Educators weigh in on the increasing influence of the Gates Foundation on higher education:

“Higher education is largely very change-averse so we need large foundations, like Gates, to change things for the better. The best example is the increase in virtual learning opportunities. I don’t think higher ed on its own would have embraced that.”
– Thomas J. Lasley, University of Dayton

“There’s nothing wrong with a foundation generously giving to higher education. The problem comes in when we allow a foundation to substitute for our tax dollars, and that foundation gets to institute their agenda. They haven’t been elected, and yet they are determining the direction of public education.”
– Stephen D. Brookfield, University of St. Thomas

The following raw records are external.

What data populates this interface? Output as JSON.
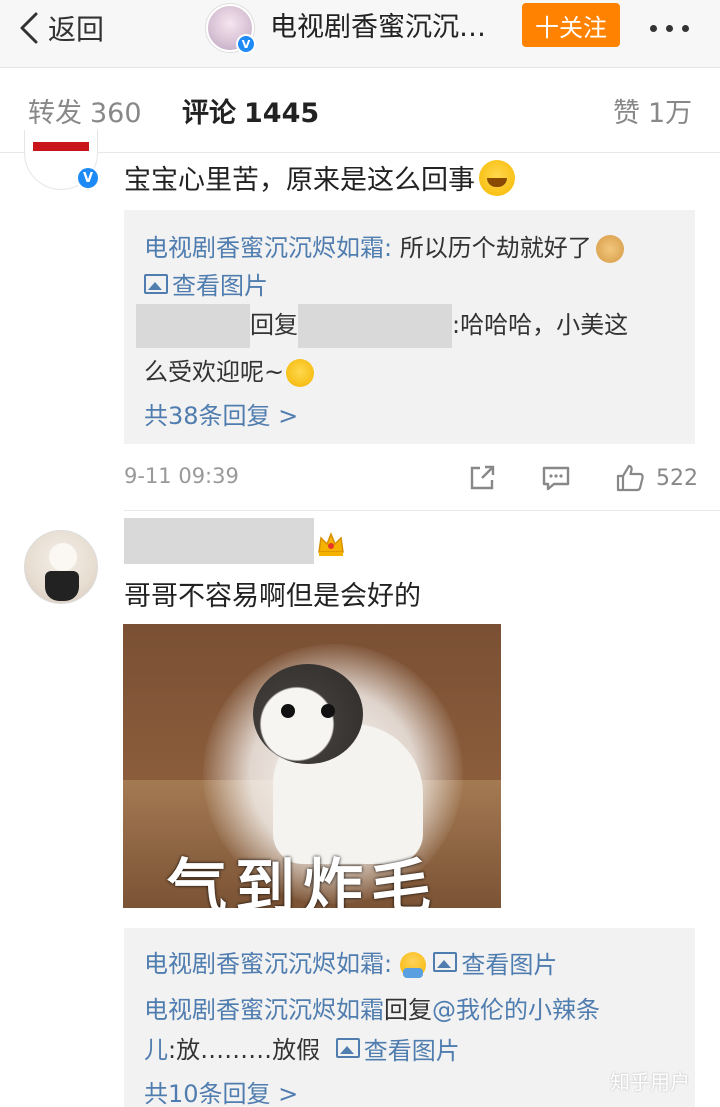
{
  "nav": {
    "back_label": "返回",
    "title": "电视剧香蜜沉沉…",
    "follow_label": "十关注"
  },
  "tabs": {
    "repost_label": "转发",
    "repost_count": "360",
    "comment_label": "评论",
    "comment_count": "1445",
    "like_label": "赞",
    "like_count": "1万"
  },
  "comments": [
    {
      "text": "宝宝心里苦，原来是这么回事",
      "replies": {
        "line1_author": "电视剧香蜜沉沉烬如霜:",
        "line1_text": " 所以历个劫就好了",
        "view_image": "查看图片",
        "reply_word": "回复",
        "line2_text": ":哈哈哈，小美这",
        "line2_cont": "么受欢迎呢~",
        "more": "共38条回复 >"
      },
      "time": "9-11 09:39",
      "likes": "522"
    },
    {
      "text": "哥哥不容易啊但是会好的",
      "image_caption": "气到炸毛",
      "replies": {
        "line1_author": "电视剧香蜜沉沉烬如霜:",
        "view_image": "查看图片",
        "line2_author": "电视剧香蜜沉沉烬如霜",
        "reply_word": "回复",
        "line2_mention": "@我伦的小辣条",
        "line2_mention_cont": "儿",
        "line2_text": ":放………放假",
        "more": "共10条回复 >"
      }
    }
  ],
  "watermark": "知乎用户",
  "colors": {
    "accent": "#ff8200",
    "link_blue": "#507daf",
    "verified_blue": "#1d8af5"
  }
}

“Gates has never taught a day in his life. His children go to private school. And he feels he has the right to tell some of the hardest working people in the country that they’re doing everything wrong. He’s in no moral position to do that. The power he is wielding is profoundly undemocratic.”
– Mark Naison, Fordham University



News
Entertainment
Sports
Lifestyle
International

Sierra Leone Ebola patient, recovered from family, dies…

An Ebola patient whose family sparked a nationwide hunt when they forcefully removed her from a treatment center and took her to a traditional healer has died.

Local

VIDEO: Cop reassigned as NYPD investigates alleged head…

An officer alleged to have stomped on a Brooklyn man's head last week had his gun taken away and placed on modified duty.

National

New York Times calls for legalization of pot

The New York Times editorial board on Saturday endorsed a repeal of the federal ban on marijuana, becoming the largest paper in the nation to back the idea.

National

Two injured after cable snaps on Ohio amusement…

(Reuters) - A cable on a large swing ride at an Ohio amusement park snapped and struck two riders as the swing was in motion,…

Music

Newport Folk Festival: Photo gallery of 35 moments…

As has been the tradition since Bob Dylan plugged in a bajillion years ago, the Newport Folk Festival embraces more musical genres than its name implies.

Music

MKTO: Behind the bromance

MKTO's Malcolm Kelley and Tony Oller talk about the American Dream tour, Demi Lovato and getting turned down by girls.

Arts

James Earl Jones and Rose Byrne head to…

Two-time Tony winner James Earl Jones returns to the New York stage next month as an eccentric grandfather in a revival of the 1930s comedy…

Movies

Box office: Scarlett Johansson wins battle of brains…

Scarlett Johansson's "Lucy" handily dispatched with Dwayne Johnson's "Hercules" over the weekend.

MLB

Yankees looking to trade for Josh Willingham: Report

CBS Sports’ Jon Heyman reported Sunday the Yankees are interested in Twins outfielder Josh Willingham.

MLB

Joe Torre: I'm in Hall of Fame because…

Joe Torre spent 18 years putting together a near Hall of Fame career as a player. But it was the 12 years he spent as…

MLB

Yankees GM Brian Cashman breaks down art of…

The action frequently accelerates as the non-waiver trade deadline approaches, as it will on Thursday.

Auto racing

Jeff Gordon captures fifth title at Brickyard 400

Jeff Gordon captures fifth title at Brickyard 400

Wellbeing

This Week In Health: Friends share similar DNA,…

Friends share similar DNA, study finds Location: U.S. Study subjects: Nearly 2,000 people Results: When it comes to our social networks, it seems that birds of…

Education

Are liberal arts colleges turning away from the…

Bryn Mawr College, a small women's college located just outside of Philadelphia, announced last week that it would be making standardized tests like the SAT…

Education

Recent grads discover school superintendent plagiarized parts of…

  Two recent high school graduates made a surprising discovery about the commencement speech their school superintendent delivered at their graduation: portions of it was copied…

Career

Feeling stuck? Get out of the entry-level job…

Television and movies may be littered with 20-something characters who seem directionless when it comes to their careers, but author Mary Traina says she finds…